#### What to work on:
A single number is the answer: how many lines of the data hold "true"?

___ Records for processing ___

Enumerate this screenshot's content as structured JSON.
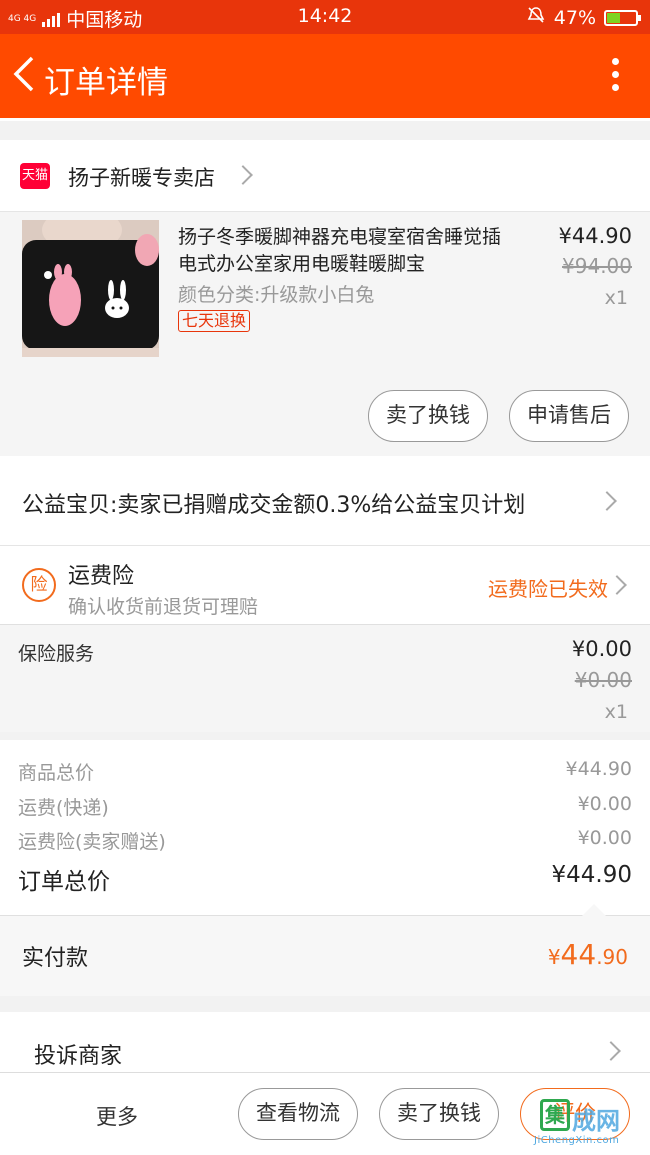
{
  "status_bar": {
    "network": "4G 4G",
    "carrier": "中国移动",
    "time": "14:42",
    "battery": "47%",
    "battery_level": 0.47
  },
  "header": {
    "title": "订单详情",
    "back_icon": "chevron-left-icon",
    "menu_icon": "more-vertical-icon"
  },
  "shop": {
    "badge": "天猫",
    "name": "扬子新暖专卖店"
  },
  "product": {
    "name": "扬子冬季暖脚神器充电寝室宿舍睡觉插电式办公室家用电暖鞋暖脚宝",
    "variant": "颜色分类:升级款小白兔",
    "tag": "七天退换",
    "price": "¥44.90",
    "original_price": "¥94.00",
    "quantity": "x1",
    "actions": [
      "卖了换钱",
      "申请售后"
    ]
  },
  "charity": {
    "text": "公益宝贝:卖家已捐赠成交金额0.3%给公益宝贝计划"
  },
  "insurance": {
    "icon_char": "险",
    "title": "运费险",
    "subtitle": "确认收货前退货可理赔",
    "status": "运费险已失效"
  },
  "service": {
    "label": "保险服务",
    "price": "¥0.00",
    "original_price": "¥0.00",
    "quantity": "x1"
  },
  "summary": {
    "rows": [
      {
        "label": "商品总价",
        "value": "¥44.90"
      },
      {
        "label": "运费(快递)",
        "value": "¥0.00"
      },
      {
        "label": "运费险(卖家赠送)",
        "value": "¥0.00"
      }
    ],
    "total_label": "订单总价",
    "total_value": "¥44.90"
  },
  "paid": {
    "label": "实付款",
    "currency": "¥",
    "integer": "44",
    "decimal": ".90"
  },
  "complain": {
    "label": "投诉商家"
  },
  "bottom_bar": {
    "more": "更多",
    "buttons": [
      "查看物流",
      "卖了换钱",
      "评价"
    ]
  },
  "watermark": {
    "box": "集",
    "text": "成网",
    "sub": "JiChengXin.com"
  },
  "colors": {
    "accent": "#ff4a00",
    "status_bar": "#e8350b",
    "orange_text": "#f26b1d",
    "tmall_red": "#ff0036"
  }
}
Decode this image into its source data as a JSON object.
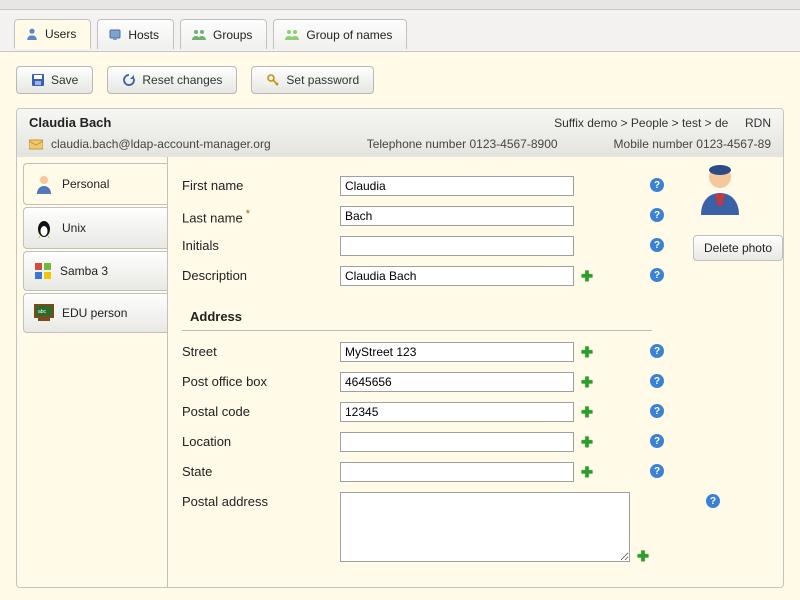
{
  "nav": {
    "tabs": [
      {
        "label": "Users",
        "active": true
      },
      {
        "label": "Hosts",
        "active": false
      },
      {
        "label": "Groups",
        "active": false
      },
      {
        "label": "Group of names",
        "active": false
      }
    ]
  },
  "actions": {
    "save": "Save",
    "reset": "Reset changes",
    "set_password": "Set password"
  },
  "header": {
    "title": "Claudia Bach",
    "suffix_text": "Suffix demo > People > test > de",
    "rdn_label": "RDN",
    "email": "claudia.bach@ldap-account-manager.org",
    "phone_label": "Telephone number",
    "phone_value": "0123-4567-8900",
    "mobile_label": "Mobile number",
    "mobile_value": "0123-4567-89"
  },
  "side_tabs": [
    {
      "label": "Personal",
      "active": true
    },
    {
      "label": "Unix",
      "active": false
    },
    {
      "label": "Samba 3",
      "active": false
    },
    {
      "label": "EDU person",
      "active": false
    }
  ],
  "form": {
    "first_name": {
      "label": "First name",
      "value": "Claudia"
    },
    "last_name": {
      "label": "Last name",
      "value": "Bach",
      "required": true
    },
    "initials": {
      "label": "Initials",
      "value": ""
    },
    "description": {
      "label": "Description",
      "value": "Claudia Bach"
    },
    "address_heading": "Address",
    "street": {
      "label": "Street",
      "value": "MyStreet 123"
    },
    "pobox": {
      "label": "Post office box",
      "value": "4645656"
    },
    "postal_code": {
      "label": "Postal code",
      "value": "12345"
    },
    "location": {
      "label": "Location",
      "value": ""
    },
    "state": {
      "label": "State",
      "value": ""
    },
    "postal_address": {
      "label": "Postal address",
      "value": ""
    }
  },
  "photo": {
    "delete_label": "Delete photo"
  }
}
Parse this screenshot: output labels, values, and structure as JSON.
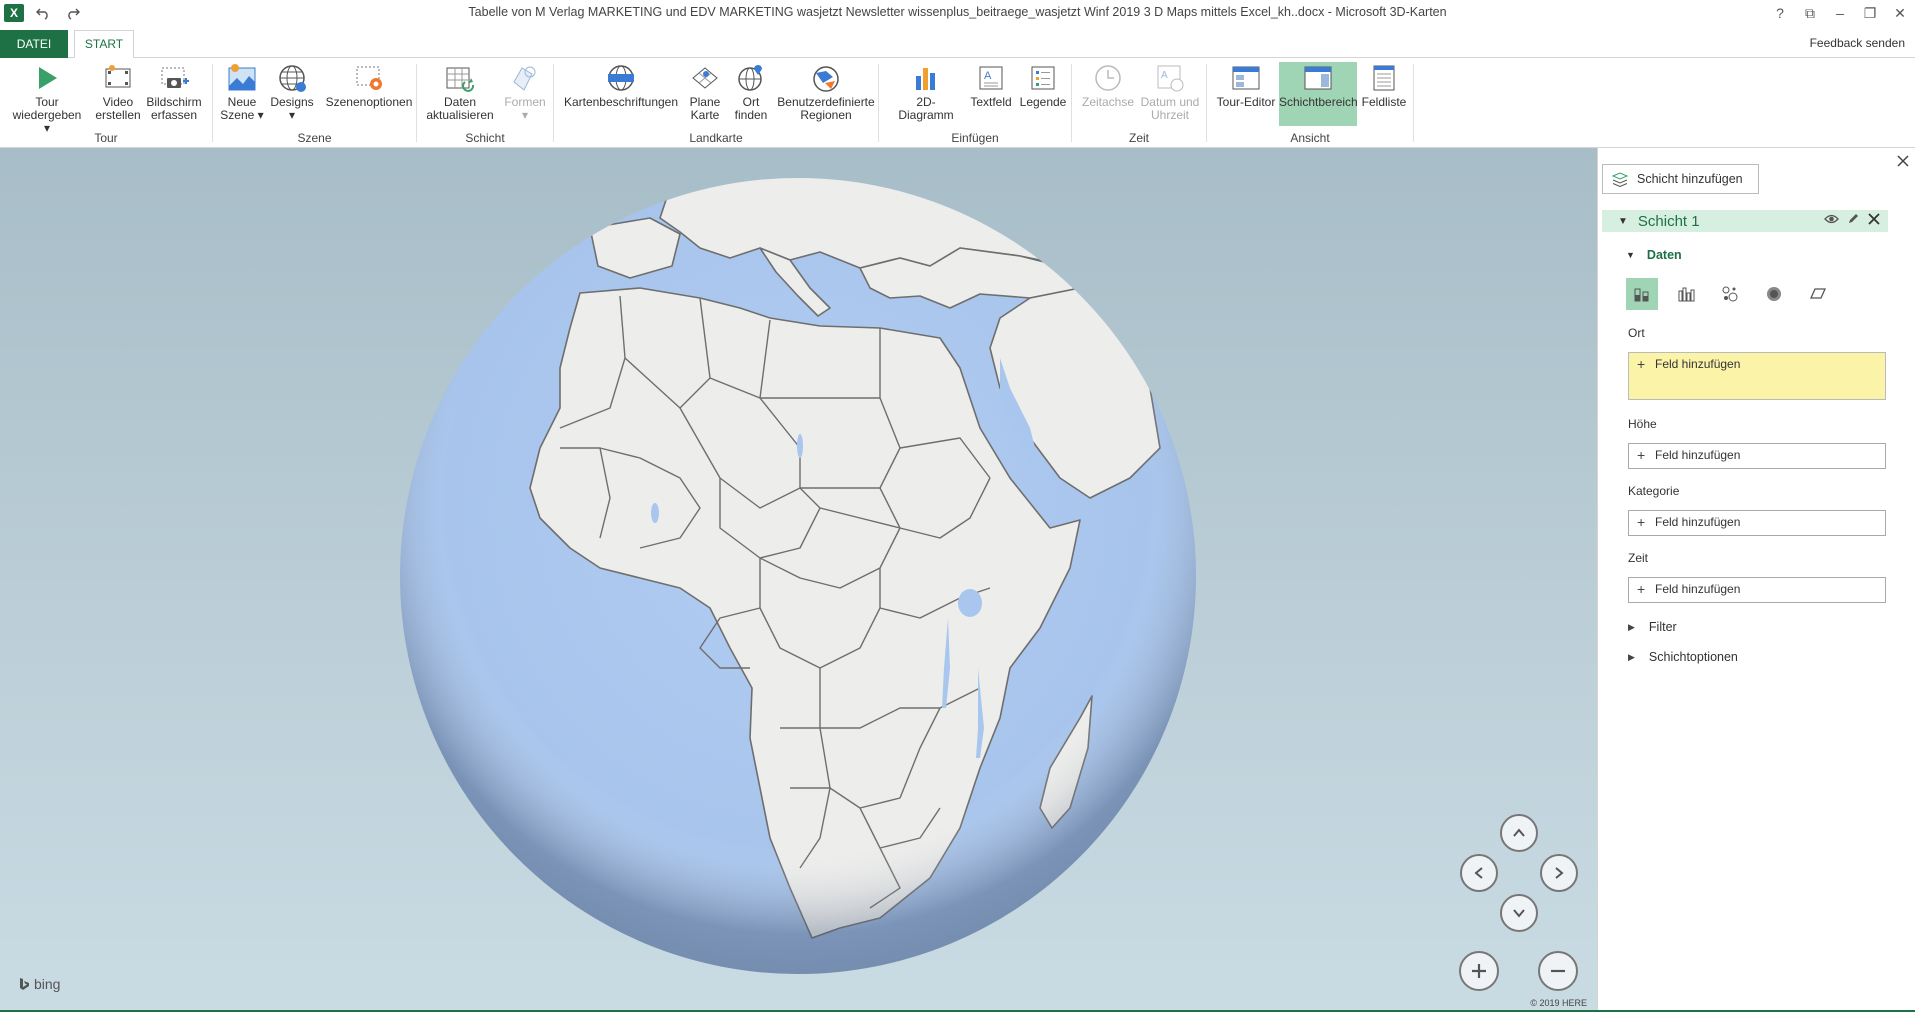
{
  "window": {
    "title": "Tabelle von M  Verlag MARKETING und EDV MARKETING wasjetzt Newsletter wissenplus_beitraege_wasjetzt Winf 2019 3 D Maps mittels Excel_kh..docx - Microsoft 3D-Karten",
    "app_icon_label": "X",
    "controls": {
      "help": "?",
      "restore_ribbon": "⧉",
      "minimize": "–",
      "maximize": "❐",
      "close": "✕"
    }
  },
  "tabs": {
    "file": "DATEI",
    "start": "START",
    "feedback": "Feedback senden"
  },
  "ribbon": {
    "groups": {
      "tour": "Tour",
      "szene": "Szene",
      "schicht": "Schicht",
      "landkarte": "Landkarte",
      "einfuegen": "Einfügen",
      "zeit": "Zeit",
      "ansicht": "Ansicht"
    },
    "buttons": {
      "tour_play_1": "Tour",
      "tour_play_2": "wiedergeben ▾",
      "video_1": "Video",
      "video_2": "erstellen",
      "screenshot_1": "Bildschirm",
      "screenshot_2": "erfassen",
      "new_scene_1": "Neue",
      "new_scene_2": "Szene ▾",
      "designs_1": "Designs",
      "designs_2": "▾",
      "scene_options": "Szenenoptionen",
      "refresh_1": "Daten",
      "refresh_2": "aktualisieren",
      "shapes_1": "Formen",
      "shapes_2": "▾",
      "map_labels": "Kartenbeschriftungen",
      "flat_map_1": "Plane",
      "flat_map_2": "Karte",
      "find_loc_1": "Ort",
      "find_loc_2": "finden",
      "custom_regions_1": "Benutzerdefinierte",
      "custom_regions_2": "Regionen",
      "chart_2d": "2D-Diagramm",
      "textbox": "Textfeld",
      "legend": "Legende",
      "timeline": "Zeitachse",
      "datetime_1": "Datum und",
      "datetime_2": "Uhrzeit",
      "tour_editor": "Tour-Editor",
      "layer_pane": "Schichtbereich",
      "field_list": "Feldliste"
    }
  },
  "map": {
    "attribution": "bing",
    "copyright": "© 2019 HERE",
    "colors": {
      "ocean": "#a9c6ee",
      "land": "#ededeb",
      "border": "#6e6e6e"
    }
  },
  "panel": {
    "add_layer": "Schicht hinzufügen",
    "layer_name": "Schicht 1",
    "data_section": "Daten",
    "fields": {
      "ort_label": "Ort",
      "ort_value": "Feld hinzufügen",
      "hoehe_label": "Höhe",
      "hoehe_value": "Feld hinzufügen",
      "kategorie_label": "Kategorie",
      "kategorie_value": "Feld hinzufügen",
      "zeit_label": "Zeit",
      "zeit_value": "Feld hinzufügen"
    },
    "filter": "Filter",
    "layer_options": "Schichtoptionen"
  }
}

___

#### Solution:
3